Spot each line in the records below where the word "this" occurs, then copy it.

Page and application data records:
-------------------------
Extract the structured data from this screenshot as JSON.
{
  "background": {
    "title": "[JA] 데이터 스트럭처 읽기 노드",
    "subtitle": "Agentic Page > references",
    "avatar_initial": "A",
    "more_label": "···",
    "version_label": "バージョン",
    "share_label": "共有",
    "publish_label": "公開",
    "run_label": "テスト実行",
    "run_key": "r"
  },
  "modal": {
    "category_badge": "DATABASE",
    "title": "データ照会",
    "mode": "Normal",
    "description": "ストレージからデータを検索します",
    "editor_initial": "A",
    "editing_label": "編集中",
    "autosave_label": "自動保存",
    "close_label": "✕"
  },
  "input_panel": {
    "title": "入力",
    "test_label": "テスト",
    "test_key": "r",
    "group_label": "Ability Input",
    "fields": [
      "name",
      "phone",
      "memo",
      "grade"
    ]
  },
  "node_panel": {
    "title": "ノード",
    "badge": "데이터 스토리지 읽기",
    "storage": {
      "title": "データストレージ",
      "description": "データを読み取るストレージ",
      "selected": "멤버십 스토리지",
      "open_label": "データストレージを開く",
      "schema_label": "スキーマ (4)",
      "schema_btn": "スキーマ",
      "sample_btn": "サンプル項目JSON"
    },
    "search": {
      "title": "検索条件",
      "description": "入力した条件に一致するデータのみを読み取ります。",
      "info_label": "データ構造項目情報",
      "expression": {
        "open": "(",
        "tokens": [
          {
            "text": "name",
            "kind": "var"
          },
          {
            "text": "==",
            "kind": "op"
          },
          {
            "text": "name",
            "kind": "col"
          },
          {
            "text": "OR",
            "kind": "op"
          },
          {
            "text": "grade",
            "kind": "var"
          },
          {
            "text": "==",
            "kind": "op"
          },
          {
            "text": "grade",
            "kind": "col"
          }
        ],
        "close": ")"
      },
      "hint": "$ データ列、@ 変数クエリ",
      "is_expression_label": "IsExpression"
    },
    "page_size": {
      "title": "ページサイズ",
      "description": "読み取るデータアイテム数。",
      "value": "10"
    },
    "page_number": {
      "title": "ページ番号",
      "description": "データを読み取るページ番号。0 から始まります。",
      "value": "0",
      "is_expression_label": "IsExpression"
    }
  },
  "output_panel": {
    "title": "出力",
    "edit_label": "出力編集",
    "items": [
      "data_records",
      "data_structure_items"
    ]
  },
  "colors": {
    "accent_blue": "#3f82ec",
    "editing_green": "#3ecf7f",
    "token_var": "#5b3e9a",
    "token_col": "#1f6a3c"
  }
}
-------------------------
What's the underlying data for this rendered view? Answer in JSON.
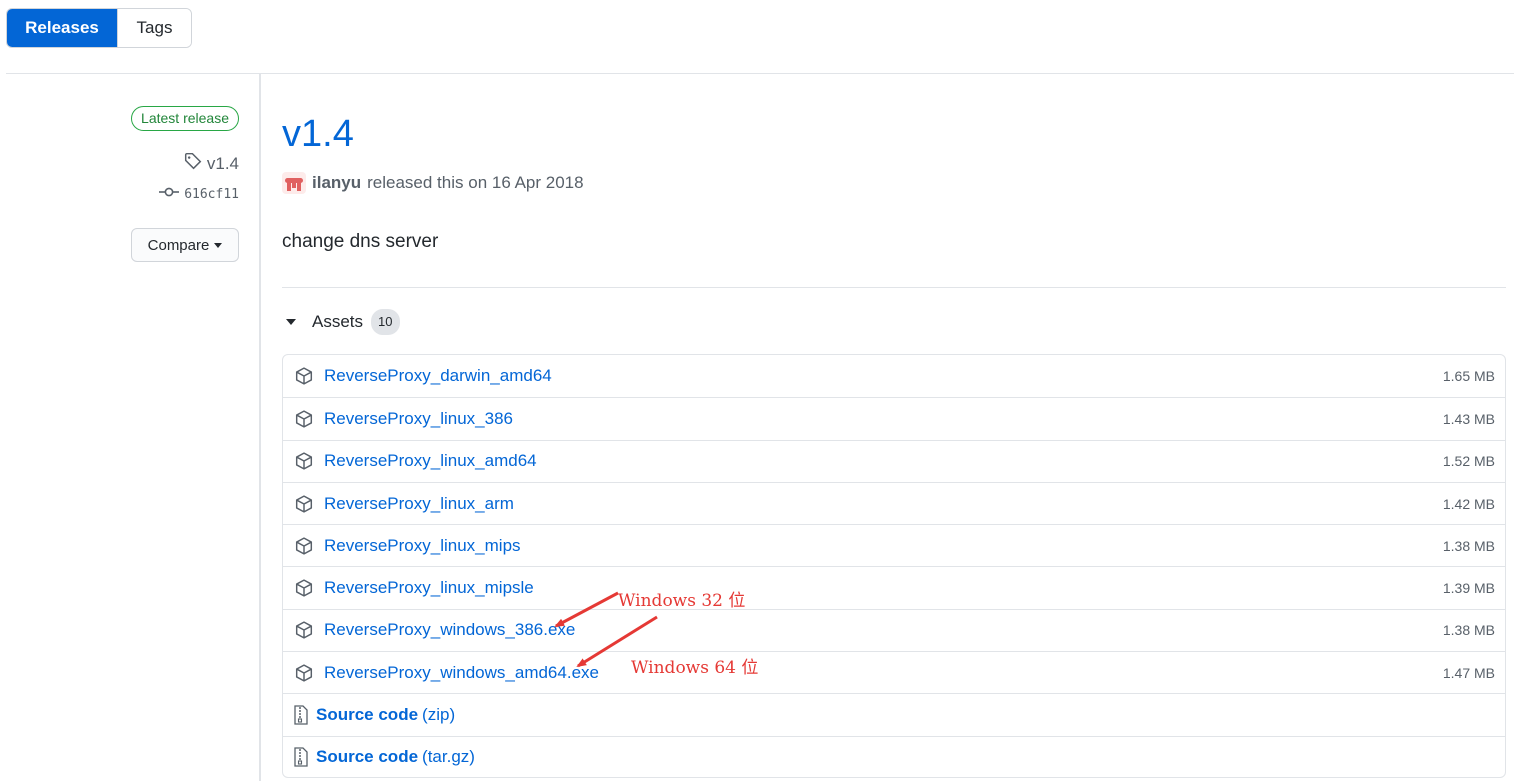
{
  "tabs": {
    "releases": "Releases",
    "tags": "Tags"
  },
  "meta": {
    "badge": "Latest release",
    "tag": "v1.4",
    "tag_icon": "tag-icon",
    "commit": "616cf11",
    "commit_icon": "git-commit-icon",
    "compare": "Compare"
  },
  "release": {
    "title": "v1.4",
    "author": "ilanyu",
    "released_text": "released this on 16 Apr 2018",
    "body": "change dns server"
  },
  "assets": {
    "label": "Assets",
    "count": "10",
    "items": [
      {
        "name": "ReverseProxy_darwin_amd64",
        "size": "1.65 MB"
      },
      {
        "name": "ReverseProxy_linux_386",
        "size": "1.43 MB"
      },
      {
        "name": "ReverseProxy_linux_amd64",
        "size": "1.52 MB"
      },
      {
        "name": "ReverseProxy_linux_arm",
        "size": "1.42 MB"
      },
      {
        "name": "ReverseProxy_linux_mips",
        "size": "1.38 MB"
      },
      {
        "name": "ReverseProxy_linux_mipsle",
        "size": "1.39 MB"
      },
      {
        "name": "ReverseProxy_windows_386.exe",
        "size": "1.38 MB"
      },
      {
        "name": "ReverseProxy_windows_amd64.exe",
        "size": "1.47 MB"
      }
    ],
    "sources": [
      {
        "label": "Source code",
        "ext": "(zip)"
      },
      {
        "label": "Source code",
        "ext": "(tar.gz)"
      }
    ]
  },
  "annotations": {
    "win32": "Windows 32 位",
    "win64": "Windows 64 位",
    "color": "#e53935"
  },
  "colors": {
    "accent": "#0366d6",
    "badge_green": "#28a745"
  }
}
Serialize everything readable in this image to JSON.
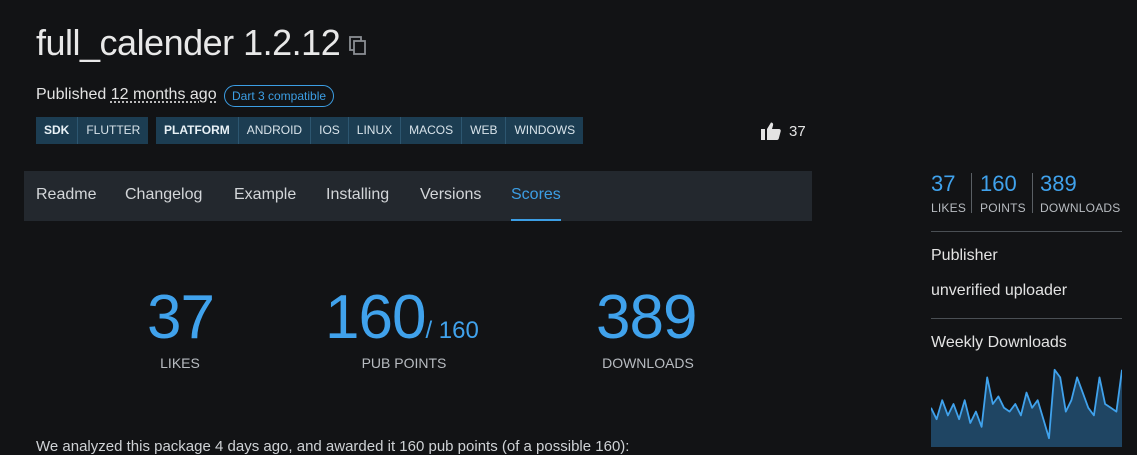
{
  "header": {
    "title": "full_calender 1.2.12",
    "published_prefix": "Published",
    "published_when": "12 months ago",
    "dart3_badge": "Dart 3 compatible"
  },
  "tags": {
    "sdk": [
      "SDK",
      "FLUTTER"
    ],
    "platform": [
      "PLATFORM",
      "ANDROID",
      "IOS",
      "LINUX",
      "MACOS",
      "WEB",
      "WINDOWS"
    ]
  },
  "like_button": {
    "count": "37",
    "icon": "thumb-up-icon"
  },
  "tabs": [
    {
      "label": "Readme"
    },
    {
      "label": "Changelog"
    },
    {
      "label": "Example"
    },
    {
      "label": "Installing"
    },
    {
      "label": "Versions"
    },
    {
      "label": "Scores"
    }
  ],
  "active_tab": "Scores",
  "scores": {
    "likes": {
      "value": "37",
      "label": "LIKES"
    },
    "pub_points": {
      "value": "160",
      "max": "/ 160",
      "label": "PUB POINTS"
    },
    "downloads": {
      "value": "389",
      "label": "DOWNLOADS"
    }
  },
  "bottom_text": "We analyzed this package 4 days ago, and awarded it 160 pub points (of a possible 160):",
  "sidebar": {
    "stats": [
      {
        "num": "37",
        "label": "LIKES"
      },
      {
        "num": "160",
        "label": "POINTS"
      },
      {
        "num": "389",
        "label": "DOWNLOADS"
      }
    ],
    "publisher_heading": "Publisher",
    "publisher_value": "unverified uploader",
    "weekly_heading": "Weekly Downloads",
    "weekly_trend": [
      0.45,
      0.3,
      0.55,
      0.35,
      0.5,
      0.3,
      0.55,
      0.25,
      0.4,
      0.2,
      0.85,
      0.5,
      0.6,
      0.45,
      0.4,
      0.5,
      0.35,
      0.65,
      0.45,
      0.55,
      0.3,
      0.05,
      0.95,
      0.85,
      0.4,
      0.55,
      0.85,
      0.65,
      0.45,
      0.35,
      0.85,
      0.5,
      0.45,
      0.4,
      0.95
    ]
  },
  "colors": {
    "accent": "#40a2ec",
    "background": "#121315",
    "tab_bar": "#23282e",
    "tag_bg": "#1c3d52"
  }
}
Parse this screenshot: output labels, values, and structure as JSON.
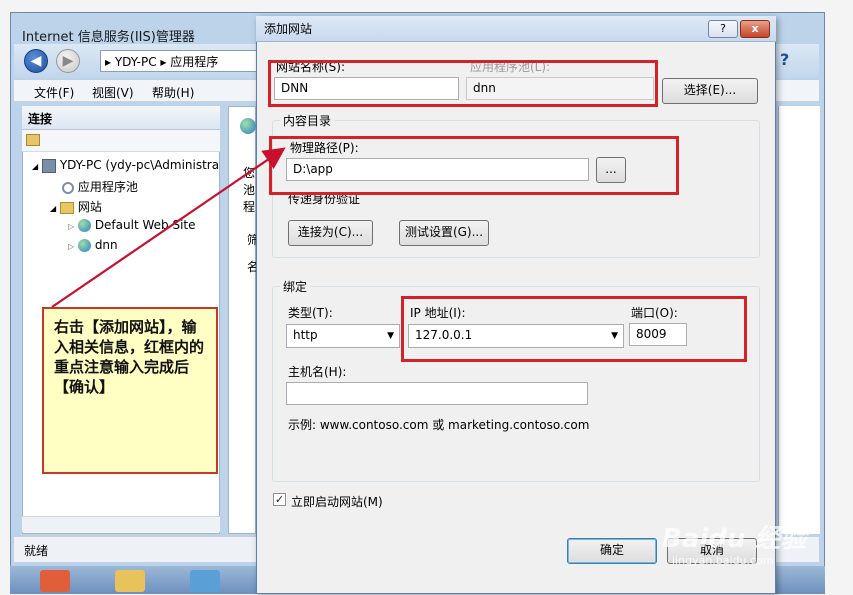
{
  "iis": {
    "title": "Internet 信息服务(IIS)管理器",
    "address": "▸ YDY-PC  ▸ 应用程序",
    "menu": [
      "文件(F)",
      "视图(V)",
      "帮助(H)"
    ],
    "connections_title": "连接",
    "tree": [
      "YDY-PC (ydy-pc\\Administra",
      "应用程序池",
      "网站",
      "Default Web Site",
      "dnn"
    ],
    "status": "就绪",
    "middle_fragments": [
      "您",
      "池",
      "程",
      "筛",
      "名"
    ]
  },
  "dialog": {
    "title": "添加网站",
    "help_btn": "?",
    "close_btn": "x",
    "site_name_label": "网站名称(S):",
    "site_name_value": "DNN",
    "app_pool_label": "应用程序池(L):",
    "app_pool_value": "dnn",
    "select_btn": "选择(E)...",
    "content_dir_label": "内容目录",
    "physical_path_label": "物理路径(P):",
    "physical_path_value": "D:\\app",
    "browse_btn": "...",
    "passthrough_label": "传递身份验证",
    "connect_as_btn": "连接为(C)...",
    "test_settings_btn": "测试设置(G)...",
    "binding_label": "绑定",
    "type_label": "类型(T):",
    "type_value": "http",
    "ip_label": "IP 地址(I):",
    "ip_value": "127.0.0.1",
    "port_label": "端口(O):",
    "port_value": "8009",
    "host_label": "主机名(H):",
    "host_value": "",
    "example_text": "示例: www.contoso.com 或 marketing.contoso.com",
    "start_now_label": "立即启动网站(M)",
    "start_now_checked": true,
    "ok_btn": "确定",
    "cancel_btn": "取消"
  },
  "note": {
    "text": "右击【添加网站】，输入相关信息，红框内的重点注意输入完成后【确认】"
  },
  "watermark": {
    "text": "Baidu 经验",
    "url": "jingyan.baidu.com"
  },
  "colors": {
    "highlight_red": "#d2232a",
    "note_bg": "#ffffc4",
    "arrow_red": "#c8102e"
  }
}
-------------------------
■ **OUTPUT OF THE TASK**
Extract the structured data from this screenshot as JSON.
What's the underlying data for this rendered view? Answer in JSON.
    "released_text": "released this on 16 Apr 2018",
Serialize everything readable in this image to JSON.
  "bottom_text": "We analyzed this package 4 days ago, and awarded it 160 pub points (of a possible 160):",
Parse this screenshot: output labels, values, and structure as JSON.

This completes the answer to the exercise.